Udaipur India

Sunday, July 21st, 2002
July 18-21 2002 To make it easy on ourselves we left at 4am for a one-hour flight north to Udaipur in the state of Rajasthan. When the taxi pulled out we noticed the food stall down the street was still ... [Continue reading this entry]

Ghandi-India To So Africa

Thursday, July 18th, 2002
In my last story, I mistakenly said that Gandi was born in South Africa. He was not. He was born in 1869 in Porbander in the Indian state of Gujarat where his father was chief minister. He attended law ... [Continue reading this entry]

Four Taxis to Dinner In Mumbai

Thursday, July 18th, 2002
In Mumbai one night it was so ludicrous we just had to laugh...afterward. Taxi number one only got us to the end of our street before Bob, realizing the driver didn't know where the hell to go, jumped out of ... [Continue reading this entry]

Our Mumbai Neighborhood

Thursday, July 18th, 2002
We watch India swirling with life on the street below our hotel window on the Colaba Causeway-the stretch of land that the English filled the Bay with that turned Bombay, now called Mumbai, from an Island into a peninsula.
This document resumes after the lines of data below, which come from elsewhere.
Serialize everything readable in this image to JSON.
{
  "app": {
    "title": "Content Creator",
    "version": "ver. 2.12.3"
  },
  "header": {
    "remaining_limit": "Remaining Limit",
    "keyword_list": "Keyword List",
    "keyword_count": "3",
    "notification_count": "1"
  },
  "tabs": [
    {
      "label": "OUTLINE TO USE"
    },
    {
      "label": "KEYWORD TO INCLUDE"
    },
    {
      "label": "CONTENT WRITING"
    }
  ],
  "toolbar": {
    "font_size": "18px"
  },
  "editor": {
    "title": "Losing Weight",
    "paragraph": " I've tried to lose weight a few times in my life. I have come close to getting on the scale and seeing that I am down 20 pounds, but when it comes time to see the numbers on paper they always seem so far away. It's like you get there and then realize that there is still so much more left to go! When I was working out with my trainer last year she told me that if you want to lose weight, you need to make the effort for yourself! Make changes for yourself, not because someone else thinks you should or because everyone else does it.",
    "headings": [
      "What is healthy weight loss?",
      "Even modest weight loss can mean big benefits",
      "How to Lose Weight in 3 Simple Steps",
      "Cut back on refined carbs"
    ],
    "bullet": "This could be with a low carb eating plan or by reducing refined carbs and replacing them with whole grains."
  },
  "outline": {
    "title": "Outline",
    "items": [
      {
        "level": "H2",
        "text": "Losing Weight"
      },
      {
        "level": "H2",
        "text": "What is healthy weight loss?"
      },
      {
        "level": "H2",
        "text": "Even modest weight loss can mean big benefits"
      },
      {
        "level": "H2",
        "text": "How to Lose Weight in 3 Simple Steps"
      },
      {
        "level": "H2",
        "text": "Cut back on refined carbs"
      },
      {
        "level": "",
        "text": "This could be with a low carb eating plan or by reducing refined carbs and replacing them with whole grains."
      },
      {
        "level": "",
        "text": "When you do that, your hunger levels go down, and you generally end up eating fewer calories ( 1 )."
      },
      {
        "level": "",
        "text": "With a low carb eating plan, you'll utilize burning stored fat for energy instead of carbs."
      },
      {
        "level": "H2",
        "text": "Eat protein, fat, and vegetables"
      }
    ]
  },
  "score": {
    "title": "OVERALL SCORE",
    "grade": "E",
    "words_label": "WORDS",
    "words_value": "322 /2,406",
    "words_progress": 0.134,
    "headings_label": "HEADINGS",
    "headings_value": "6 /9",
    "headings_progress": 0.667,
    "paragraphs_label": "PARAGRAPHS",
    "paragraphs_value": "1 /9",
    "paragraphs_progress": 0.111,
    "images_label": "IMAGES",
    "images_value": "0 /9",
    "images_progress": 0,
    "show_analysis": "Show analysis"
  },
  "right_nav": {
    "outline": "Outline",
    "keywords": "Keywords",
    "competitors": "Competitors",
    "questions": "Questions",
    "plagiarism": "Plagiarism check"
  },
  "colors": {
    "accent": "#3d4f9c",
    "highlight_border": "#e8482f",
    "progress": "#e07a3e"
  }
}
I ... [Continue reading this entry]

Migrants & Beggars In India

Thursday, July 18th, 2002
Continuing our taxi tour with Asane, he takes us to a part of Mumbai where we will see many migrants and beggars...and the red light district. As is happening all over the third world, migrants from rural areas make their way ... [Continue reading this entry]

Asane’s Taxi Tour

Thursday, July 18th, 2002
In Mumbai, we took a three-hour government sponsored tour in an Indian-made Ambassador car with "Indian A/C" which is a fan that sits on the dashboard. While we were waiting for Bob to run back to the hotel for the ... [Continue reading this entry]

Bhuleshwar Bazaars

Thursday, July 18th, 2002
Kalbadevi You would love this area if you don't mind being scared out of your wits by long lines of honking taxis and motorcycles behind you and worker after worker coming at you from the front with loads of goods ... [Continue reading this entry]

Bombay Renamed Mumbai

Thursday, July 18th, 2002
July 13-18, 2002 India forces you to look beneath the surface of things...there is more here than your eyes see...a midnight ride into the city from the airport in the non-A/C taxi with hot humid squalid air blowing the aroma ... [Continue reading this entry]

Sleepover In Soweto

Friday, July 12th, 2002
S12J2pKbmw6zVZyRvmb7L0-2006193181305721.gif A Sleepover in Soweto-Africa's largest township On our way to India we stopped in Johannesburg for two days to stay with Lolo Mabitsela in her Bed and Breakfast in Soweto-a township about 30 minutes outside ... [Continue reading this entry]

Bo Kaap or Cape Malay Quarter

Monday, June 17th, 2002
The next day we take a minibus for 3 rand each (10 rand to a dollar) to look for an apartment. The buses are many and frequent with no schedule-you just wave one down when you need it-very ... [Continue reading this entry]